Located on the beach, the restaurant offers a spacious terrace with great views as well as excellent fish dishes and delightful platters of seafood.
Small, traditionally furnished restaurant with few tables and a cosy atmosphere. Enjoy traditional Moroccan cuisine including a range of tagines and couscous dishes.
An eclectic restaurant serving exquisite French-inspired food and a cool oasis for drinks with live music, fire eaters and magicians. The Caravane Café’s unusual ambience is partly thanks to its mix of interior design elements and furnishings.
A nice restaurant with very good food and beautifully prepared dishes. After your meal, it’s worth popping up to the rooftop terrace where a bar and live music await.
A must for wine lovers and gourmets is to be found in the heart of Charles Melia’s Val d’Argan wine-growing estate. A place where traditional Moroccan cuisine and good wine are celebrated. Glorious gardens invite the visitor to linger before visiting the winery. The view from the restaurant to the vineyards is spectacular!
This authentic Berber restaurant’s speciality is the tagine in all its variations – a wonderful experience and superb food!
WHAT TO DO – ACTIVITIES

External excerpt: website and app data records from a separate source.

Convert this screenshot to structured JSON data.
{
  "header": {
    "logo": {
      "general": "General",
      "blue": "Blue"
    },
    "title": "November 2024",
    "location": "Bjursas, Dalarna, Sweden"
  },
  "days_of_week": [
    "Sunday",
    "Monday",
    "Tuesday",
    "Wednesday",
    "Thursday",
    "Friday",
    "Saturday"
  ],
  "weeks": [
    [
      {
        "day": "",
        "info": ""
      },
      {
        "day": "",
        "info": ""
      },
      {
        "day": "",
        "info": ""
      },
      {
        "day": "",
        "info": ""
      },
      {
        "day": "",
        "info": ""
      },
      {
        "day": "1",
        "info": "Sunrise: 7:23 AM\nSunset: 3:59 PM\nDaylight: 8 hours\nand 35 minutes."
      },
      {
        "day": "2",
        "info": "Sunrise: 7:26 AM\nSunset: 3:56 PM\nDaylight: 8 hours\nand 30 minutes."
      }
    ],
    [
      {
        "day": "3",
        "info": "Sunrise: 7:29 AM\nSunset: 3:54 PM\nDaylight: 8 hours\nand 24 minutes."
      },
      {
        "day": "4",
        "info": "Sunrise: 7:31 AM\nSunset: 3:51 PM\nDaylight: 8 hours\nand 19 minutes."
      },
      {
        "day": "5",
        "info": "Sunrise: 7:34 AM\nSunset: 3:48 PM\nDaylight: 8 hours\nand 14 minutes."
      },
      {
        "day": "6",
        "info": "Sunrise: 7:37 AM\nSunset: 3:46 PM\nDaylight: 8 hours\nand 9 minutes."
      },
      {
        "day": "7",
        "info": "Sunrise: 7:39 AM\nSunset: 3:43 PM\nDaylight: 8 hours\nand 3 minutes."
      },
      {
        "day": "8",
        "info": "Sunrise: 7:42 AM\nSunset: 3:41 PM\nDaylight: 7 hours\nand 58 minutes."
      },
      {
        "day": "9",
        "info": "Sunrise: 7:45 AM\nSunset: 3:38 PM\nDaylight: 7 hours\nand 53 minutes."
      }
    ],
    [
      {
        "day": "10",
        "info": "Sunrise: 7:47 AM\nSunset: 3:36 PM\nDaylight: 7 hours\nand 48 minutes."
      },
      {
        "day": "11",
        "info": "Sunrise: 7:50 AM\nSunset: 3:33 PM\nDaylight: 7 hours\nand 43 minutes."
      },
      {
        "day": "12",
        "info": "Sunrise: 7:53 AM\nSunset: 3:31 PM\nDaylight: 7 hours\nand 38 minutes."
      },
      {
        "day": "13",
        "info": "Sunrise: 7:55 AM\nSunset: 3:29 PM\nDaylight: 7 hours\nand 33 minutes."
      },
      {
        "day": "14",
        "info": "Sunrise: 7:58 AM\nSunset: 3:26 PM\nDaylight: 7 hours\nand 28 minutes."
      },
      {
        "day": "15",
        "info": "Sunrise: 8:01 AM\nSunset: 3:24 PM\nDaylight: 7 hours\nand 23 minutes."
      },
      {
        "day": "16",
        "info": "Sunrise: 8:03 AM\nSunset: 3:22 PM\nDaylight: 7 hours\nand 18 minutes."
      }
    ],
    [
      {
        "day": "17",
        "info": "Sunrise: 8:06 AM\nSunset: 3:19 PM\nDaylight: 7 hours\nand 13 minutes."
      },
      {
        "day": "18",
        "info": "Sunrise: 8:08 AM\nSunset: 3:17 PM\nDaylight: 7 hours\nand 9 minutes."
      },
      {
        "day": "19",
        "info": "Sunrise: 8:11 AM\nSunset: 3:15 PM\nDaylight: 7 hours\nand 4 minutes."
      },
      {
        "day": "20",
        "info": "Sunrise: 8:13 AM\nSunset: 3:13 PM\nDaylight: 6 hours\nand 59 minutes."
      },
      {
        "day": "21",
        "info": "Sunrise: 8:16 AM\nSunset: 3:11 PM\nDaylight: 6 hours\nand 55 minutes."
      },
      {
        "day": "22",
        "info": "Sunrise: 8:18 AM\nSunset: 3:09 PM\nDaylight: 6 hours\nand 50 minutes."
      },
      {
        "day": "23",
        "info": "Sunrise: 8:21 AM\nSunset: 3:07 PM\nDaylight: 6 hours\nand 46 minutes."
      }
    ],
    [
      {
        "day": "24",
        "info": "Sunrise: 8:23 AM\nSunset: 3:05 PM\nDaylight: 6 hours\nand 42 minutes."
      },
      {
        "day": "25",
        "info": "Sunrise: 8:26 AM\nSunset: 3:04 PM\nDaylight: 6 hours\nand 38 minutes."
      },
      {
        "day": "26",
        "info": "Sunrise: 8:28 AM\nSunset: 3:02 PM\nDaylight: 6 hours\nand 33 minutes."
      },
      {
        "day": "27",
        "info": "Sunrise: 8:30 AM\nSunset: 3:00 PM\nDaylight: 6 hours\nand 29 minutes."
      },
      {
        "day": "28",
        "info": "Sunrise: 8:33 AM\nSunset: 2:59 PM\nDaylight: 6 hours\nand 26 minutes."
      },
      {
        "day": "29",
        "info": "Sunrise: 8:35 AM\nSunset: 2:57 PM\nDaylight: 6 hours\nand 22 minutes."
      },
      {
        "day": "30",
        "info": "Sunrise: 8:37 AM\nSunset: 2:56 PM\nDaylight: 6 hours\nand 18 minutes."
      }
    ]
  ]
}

Art, culture, sports and nature – Essaouira shows off its many-faceted attractions. A stroll through the old town leaves a lasting impression. All over the city, you come across objects made by the capable hands of Moroccan craftsmen. Incredible colours, fabrics, variety and a sense for small miracles are characteristics of the Medina and its fascinating culture. The daily souk, or market is a must – you have to have been there to truly appreciate it. Whatever your pleasure – you’ll fall in love with Essaouira.
Walks or guided tours of the historic Medina, a UNESCO World Heritage Site
Visits to art galleries and traditional handicraft shops
Boat trips to the Iles Purpuraires off the coast of Essaouira – requires a special government permit
Beach walks to the Sidi Magdoul lighthouse
Horse riding, camel rides, quad biking on the beach
Trip to Sidi Kaouki beach, 25km south of Essaouira
Mountain biking – there are plenty of bicycle hire shops
Trip to the Val d’Argan vineyard (24km)
Visit to Coopérative Marjana argan oil cooperative approx. 14km outside of Essaouira. The women in this cooperative make Morocco’s liquid gold by hand and enjoy fair working conditions. Argan oil and argan oil products are available to try and buy in the adjacent shop.
Golfing at the Mogador Golf Club’s 18-hole, par 72 course and 13-hole course. Beautifully situated on the Atlantic coast, these golf courses, designed by the golf champ Gary Player, leave nothing to be desired
- Surfing & kite surfing: Essaouira and its coast are very popular with surfers. Beautiful beaches, the legendary spring and summer trade winds and picturesque surfing spots offer perfect conditions for beginners and surfing pros
HOW TO GET TO ESSAOUIRA
Flights fly direct from London to Essaouira airport, only 10 miles from the town. Other airports: